-------- Dataset extract --------

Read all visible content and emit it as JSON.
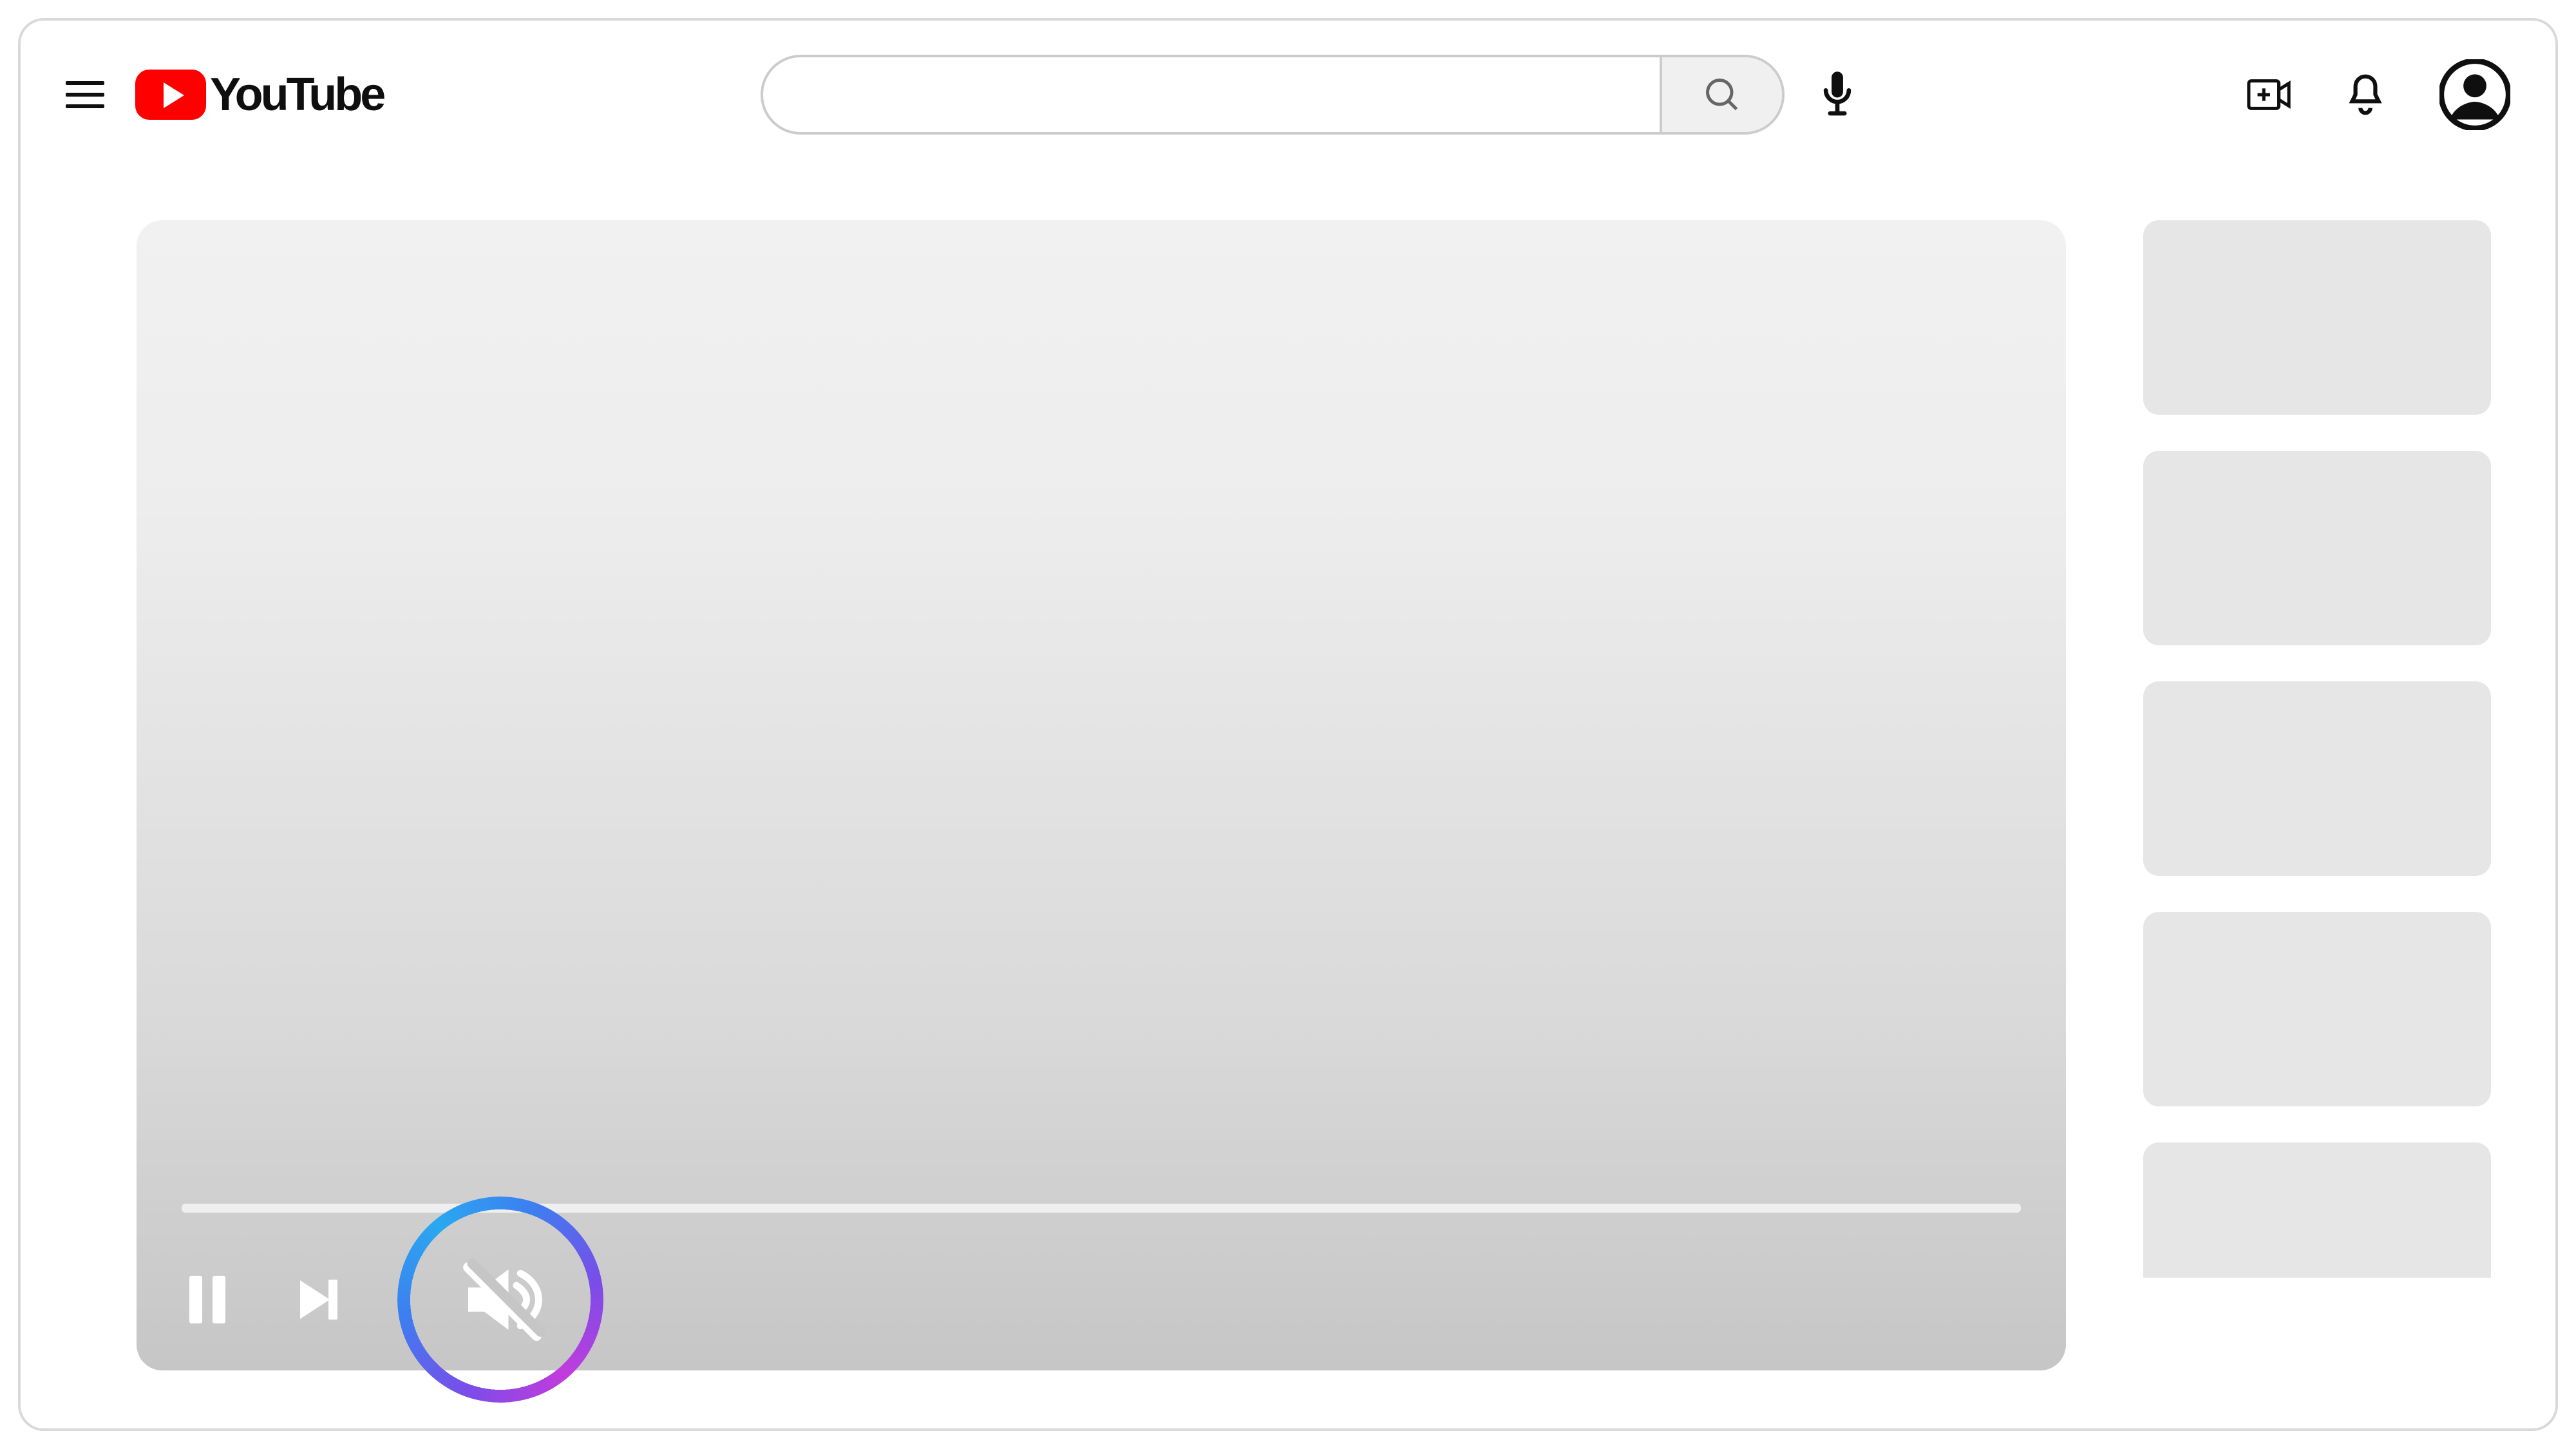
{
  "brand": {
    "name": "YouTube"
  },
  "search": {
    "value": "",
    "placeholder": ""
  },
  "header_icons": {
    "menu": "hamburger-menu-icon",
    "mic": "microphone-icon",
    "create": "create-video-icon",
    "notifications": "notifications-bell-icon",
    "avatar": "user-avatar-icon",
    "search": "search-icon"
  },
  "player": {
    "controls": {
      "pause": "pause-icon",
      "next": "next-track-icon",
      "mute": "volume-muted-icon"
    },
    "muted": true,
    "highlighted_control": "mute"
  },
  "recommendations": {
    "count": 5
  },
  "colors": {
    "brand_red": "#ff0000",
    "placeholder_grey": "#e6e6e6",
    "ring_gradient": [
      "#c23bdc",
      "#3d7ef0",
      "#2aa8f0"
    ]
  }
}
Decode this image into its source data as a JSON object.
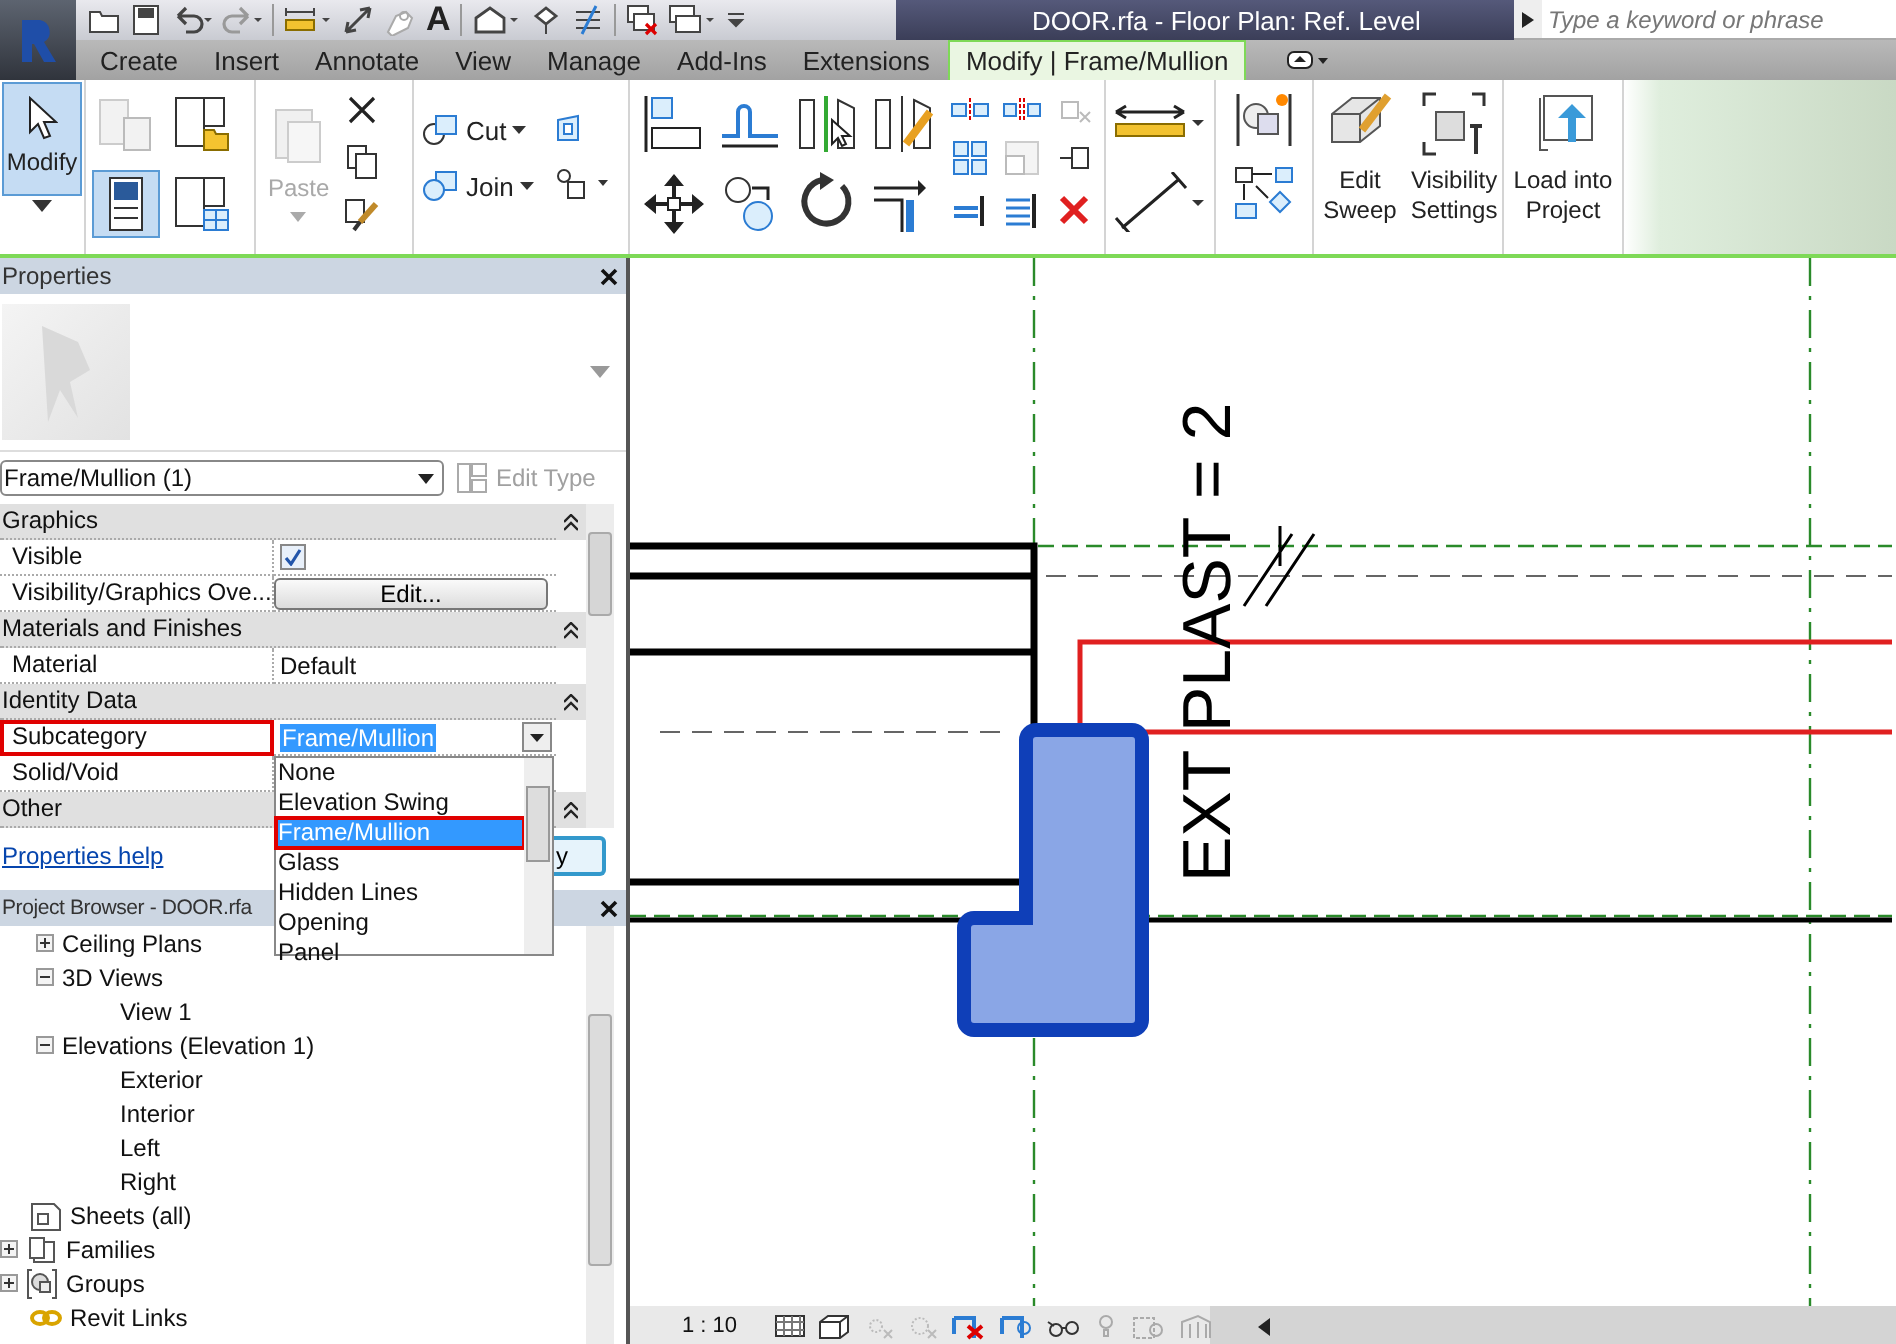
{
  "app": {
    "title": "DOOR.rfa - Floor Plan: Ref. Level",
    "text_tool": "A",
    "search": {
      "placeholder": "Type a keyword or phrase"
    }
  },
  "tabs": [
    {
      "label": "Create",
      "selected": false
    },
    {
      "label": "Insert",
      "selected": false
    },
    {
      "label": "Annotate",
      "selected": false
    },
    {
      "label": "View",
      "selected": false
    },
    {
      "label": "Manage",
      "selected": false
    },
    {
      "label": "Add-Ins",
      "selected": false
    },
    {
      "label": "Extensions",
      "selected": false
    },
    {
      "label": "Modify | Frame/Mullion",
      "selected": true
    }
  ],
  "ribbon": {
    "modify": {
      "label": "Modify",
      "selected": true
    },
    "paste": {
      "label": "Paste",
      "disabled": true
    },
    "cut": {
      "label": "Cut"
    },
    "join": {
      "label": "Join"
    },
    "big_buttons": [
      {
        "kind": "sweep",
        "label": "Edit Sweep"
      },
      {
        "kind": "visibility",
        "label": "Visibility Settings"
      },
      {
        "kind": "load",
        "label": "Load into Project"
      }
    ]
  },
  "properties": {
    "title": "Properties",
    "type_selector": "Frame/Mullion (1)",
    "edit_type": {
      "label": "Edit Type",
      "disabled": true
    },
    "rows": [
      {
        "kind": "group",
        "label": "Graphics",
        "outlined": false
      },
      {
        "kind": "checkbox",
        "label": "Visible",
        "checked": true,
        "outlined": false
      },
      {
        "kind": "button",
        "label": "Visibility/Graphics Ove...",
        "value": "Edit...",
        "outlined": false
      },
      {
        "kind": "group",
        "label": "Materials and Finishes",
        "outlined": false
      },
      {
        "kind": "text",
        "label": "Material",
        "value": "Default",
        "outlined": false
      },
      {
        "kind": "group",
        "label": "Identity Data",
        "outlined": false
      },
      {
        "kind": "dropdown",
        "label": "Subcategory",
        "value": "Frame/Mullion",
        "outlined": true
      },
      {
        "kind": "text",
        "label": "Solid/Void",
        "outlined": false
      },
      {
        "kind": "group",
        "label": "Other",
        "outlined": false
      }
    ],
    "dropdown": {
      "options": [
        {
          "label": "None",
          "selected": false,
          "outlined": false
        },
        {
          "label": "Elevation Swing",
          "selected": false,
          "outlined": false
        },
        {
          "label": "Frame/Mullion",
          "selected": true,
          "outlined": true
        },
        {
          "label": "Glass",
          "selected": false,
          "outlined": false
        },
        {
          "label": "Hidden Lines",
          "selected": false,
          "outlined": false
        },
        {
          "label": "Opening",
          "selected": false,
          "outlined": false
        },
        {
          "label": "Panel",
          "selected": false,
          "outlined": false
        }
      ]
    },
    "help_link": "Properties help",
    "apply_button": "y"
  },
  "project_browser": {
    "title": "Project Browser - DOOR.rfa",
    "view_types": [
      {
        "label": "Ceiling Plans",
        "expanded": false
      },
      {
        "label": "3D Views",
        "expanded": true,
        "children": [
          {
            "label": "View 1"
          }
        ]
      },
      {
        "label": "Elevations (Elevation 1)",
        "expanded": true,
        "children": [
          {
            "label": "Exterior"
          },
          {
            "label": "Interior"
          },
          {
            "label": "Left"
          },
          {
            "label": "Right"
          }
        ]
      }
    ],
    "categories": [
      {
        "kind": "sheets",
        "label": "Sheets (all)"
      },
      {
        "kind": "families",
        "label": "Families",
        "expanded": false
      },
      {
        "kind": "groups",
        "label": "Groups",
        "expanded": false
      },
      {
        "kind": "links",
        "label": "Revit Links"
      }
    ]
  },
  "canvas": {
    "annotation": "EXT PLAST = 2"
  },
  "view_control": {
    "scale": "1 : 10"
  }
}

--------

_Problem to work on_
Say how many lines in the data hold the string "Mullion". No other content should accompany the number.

_Exercise response_
4